The animals shown below were all photographed in the Addo Elephant National Park.
Their large drooping fringed ears hang down below the horns. They sometimes look torn, ragged, or scarred from fighting.
The size of the ears of elephants helps to cool them down. They can act as a fan to move air over the body and also cool the blood as it circulates through the veins in the ears. Through careful observation one can learn to identify individual elephants by the nicks, notches, holes and missing bits caused by their travels through the bush.
Kudu have an acute sense of hearing, thanks to their large round ears that alert them to danger.
White hair covers the inside of the long pointed ears of red hartebeest.
The ears of the warthogs are prominently placed above their heads. They are leaf-shaped, with erect, slightly rounded tips.
Zebras have large, rounded ears with lots of hair that helps to keep the dust out of them. It is interesting to note that the position of their ears can signal whether or not they are feeling calm or are alert to imminent danger in their vicinity.
The Red Hartebeest (Alcelaphus buselaphus) has been featured twice before in this blog. This is not surprising for these plains animals with a conspicuously white rump are always a pleasure to see – especially when their reddish-brown coats shine in the sun.
These two adults are standing close to a youngster in the Addo Elephant National Park. Note the different colour of the young one as well as its short spiky horns. Here is a closer view of a different lanky youngster.
A little further on, an adult picks its way over the dry stony ground towards the water at the Domkrag dam.
There are antelope droppings near its front feet and elephant droppings on the ground ahead of it. They are frequently seen alongside zebra in the plains.
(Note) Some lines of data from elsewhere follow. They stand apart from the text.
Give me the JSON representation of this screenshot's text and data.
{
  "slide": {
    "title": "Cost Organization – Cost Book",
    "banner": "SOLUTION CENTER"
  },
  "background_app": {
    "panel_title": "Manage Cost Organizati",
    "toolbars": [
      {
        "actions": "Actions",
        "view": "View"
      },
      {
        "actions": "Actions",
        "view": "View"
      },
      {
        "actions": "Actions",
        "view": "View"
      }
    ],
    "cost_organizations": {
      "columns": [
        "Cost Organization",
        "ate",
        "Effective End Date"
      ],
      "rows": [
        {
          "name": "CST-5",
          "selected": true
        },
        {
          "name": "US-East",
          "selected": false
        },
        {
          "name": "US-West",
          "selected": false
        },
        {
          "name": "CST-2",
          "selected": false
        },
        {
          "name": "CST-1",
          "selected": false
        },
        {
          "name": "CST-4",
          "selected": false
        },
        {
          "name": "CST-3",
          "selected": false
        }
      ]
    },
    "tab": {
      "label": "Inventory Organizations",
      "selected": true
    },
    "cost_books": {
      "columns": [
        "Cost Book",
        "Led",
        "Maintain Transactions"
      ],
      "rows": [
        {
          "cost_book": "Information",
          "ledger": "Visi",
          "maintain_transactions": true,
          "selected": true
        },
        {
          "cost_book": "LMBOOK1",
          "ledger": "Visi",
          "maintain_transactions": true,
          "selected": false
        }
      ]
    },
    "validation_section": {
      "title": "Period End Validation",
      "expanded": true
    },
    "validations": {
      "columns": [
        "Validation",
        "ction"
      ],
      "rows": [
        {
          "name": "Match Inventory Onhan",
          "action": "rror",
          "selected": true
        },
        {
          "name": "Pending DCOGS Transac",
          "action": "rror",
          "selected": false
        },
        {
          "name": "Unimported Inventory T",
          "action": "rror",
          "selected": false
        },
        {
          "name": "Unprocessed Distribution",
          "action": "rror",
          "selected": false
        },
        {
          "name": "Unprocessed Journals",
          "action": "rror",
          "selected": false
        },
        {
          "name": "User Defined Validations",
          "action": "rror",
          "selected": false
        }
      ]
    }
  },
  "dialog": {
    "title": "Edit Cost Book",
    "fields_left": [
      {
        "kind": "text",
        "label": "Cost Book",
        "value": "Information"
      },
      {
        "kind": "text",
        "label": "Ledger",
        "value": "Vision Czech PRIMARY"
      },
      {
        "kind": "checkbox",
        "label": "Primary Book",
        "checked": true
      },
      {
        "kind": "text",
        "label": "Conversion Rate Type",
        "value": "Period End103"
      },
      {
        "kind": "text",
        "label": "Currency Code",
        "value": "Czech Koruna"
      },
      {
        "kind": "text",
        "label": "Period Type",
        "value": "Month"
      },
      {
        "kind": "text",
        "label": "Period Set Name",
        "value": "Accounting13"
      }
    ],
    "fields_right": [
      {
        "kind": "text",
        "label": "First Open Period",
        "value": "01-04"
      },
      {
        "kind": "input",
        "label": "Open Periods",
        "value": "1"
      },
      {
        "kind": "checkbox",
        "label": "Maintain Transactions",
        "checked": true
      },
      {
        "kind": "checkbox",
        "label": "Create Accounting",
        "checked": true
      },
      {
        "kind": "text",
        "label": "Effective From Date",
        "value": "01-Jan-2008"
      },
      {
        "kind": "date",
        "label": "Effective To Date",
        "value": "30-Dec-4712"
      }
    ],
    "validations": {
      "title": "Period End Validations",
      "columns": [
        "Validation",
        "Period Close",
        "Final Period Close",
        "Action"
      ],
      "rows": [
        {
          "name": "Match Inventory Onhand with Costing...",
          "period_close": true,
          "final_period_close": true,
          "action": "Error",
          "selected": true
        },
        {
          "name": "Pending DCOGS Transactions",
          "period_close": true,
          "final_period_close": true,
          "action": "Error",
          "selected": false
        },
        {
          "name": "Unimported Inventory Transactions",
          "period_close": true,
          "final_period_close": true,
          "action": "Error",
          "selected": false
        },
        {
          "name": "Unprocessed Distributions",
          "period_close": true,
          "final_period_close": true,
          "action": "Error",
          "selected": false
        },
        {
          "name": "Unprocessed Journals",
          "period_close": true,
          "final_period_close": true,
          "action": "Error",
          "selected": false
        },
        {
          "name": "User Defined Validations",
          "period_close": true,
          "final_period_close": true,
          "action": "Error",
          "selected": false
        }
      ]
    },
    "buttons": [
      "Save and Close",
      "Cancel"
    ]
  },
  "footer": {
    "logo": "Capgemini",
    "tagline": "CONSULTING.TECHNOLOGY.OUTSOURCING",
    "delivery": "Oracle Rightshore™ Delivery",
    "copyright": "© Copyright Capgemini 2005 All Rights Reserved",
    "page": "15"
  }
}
These two appear to be unperturbed by the fighting zebras in their midst. The length and narrow width of the muzzle of the Red Hartebeest make it a selective feeder. Being non-ruminants, zebras are bulk grazers and have wider muzzles that help them to be more tolerant of the available grazing.
Here is a Red Hartebeest (Alcelaphus buselaphus caama) sitting comfortably next to the road in the Addo Elephant National Park. Judging from the droppings surrounding it, it had been there for some time and showed no intention to move.
You can tell it has been sitting very still by looking at the flies on its eye and nose. It did not appear to be bothered by them when I parked next to it to take photographs. As you can see, these antelope have long narrow faces.
The rather soulful look of the adult can be seen in this youngster too.
Here is a mother with its calf.
NOTE: Please click on a photograph if you wish to see a larger view.
What would spring be without the appearance of baby birds, zebra foals and young antelope? The Red Hartebeest (Alcelaphus buselaphus caama) in the Addo Elephant National Park seem to have enjoyed a successful breeding season.
The calves, some only a few weeks old, are generally well camouflaged in the grass as they rest curled up near the adults.
Red Hartebeest are grazers that prefer medium to long grass and so are clearly visible in the open grassy areas of the park, their bronze coats shining in the sun.
Although they are sociable animals, the breeding herds consist of cows and their calves – the cows give birth to single calves at the onset of the rainy season. These remain well hidden for the first few days, joining other youngsters in their maternal herds once they are strong enough.
The dark tails of the animals, seen against the pale heart shape on the rumps of the adults, make them easy to follow.
With flowers blooming in such abundance, which omnivorous, grazing or browsing animal can resist such a feast? Certainly not this enormous Leopard Tortoise!
This Red Hartebeest was tucking in too:
So was this elephant:
As were these zebra:
These photographs were all taken in the Addo Elephant National Park.